Every day, I realize that my life did not turn out the way that I thought it would. I have always loved writing and thought that would be the perfect career to pursue. I worked as hard as I possibly could. This eventually earned me the Outstanding Journalism Student Award in 2006 from Southern Illinois University Edwardsville.
When I graduated, I believed that the world was my oyster. I could literally do anything that I wanted to do. Then, I managed to get a job as an Editor for two local newspapers. I was over the moon! I was writing my own stories, taking my own photographs and even managed two reporters. Finally, my dream was a reality, or so I thought.
I began working long hours for very little pay. My boss turned out to be extremely sexist and anytime anything went wrong with the ancient computer software we were using, I was blamed for “not knowing how to use it.” Did I mention that no health benefits were offered?
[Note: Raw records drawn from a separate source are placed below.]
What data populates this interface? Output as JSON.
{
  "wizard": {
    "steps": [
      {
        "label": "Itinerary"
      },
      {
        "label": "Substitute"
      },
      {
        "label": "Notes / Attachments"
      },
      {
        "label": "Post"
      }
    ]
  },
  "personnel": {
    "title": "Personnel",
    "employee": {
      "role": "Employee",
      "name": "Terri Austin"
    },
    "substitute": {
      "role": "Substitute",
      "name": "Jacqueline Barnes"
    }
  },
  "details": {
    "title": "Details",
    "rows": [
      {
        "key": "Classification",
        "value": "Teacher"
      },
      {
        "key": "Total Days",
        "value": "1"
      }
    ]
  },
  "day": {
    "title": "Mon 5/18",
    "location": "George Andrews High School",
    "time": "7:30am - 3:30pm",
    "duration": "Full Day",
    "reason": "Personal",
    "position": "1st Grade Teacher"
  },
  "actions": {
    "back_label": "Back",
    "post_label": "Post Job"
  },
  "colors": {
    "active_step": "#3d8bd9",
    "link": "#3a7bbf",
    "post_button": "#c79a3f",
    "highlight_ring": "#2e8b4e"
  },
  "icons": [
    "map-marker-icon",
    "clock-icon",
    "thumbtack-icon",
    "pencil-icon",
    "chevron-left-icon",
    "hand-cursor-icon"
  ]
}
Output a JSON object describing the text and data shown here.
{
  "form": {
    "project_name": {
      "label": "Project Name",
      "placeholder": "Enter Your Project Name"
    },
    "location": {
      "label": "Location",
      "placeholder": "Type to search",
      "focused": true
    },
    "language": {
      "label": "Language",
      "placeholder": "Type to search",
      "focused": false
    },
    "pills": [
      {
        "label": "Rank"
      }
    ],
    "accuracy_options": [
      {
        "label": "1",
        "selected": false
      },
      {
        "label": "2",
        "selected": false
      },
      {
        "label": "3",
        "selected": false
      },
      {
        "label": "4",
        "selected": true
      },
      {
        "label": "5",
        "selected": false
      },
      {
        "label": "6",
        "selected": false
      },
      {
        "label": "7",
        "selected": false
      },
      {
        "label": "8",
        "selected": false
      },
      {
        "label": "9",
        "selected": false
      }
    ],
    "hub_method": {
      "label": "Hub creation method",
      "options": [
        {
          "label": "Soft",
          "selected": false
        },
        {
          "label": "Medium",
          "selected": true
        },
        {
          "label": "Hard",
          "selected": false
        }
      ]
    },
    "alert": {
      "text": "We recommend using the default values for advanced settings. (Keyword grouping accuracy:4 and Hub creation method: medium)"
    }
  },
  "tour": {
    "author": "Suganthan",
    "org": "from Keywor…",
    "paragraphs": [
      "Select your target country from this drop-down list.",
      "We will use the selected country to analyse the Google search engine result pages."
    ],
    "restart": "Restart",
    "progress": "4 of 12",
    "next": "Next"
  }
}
Eventually, I moved on to yet another job. The job was not something that I was passionate about, but, it paid the bills. I found this to be the sad truth about every job that I took thereafter. I felt like a nomad, moving from job to job trying to find something that I could get excited about and use my skills and talents.
Music is a huge part of my life. I have been writing song lyrics for 12 years. I view it as a diary of my life. When I tried to pursue this avenue of employment, I was told by several production companies that my work was amazing. Now all I had to do was give them X amount of money to make my dream come true. Sadly, I gave in once. The result was not good. I do own the rights to the five songs that were created, but that’s as far as it went. In order to get my songs “pushed forward,” I would have to pay the company (ies) even more money.
I then thought that publishing a book of my lyrics in poetry form would be the next logical step. Again, I had to invest a substantial sum of money to get the book published. And the company wanted, you guessed it, more money to market my book.
Now, I am very interested in the thought of being a Life Coach. I have the background in communications and certainly have enough life experience to help those in need. But, much like going back to school, the program that I am interested in costs money.
Why do we have to throw money at our dreams? Our dreams are the things that make us happy and ultimately, what will allow us to earn a substantial living. It seems that in America we have to buy our dreams. And I, for one, do not have the funding to make these dreams come to fruition.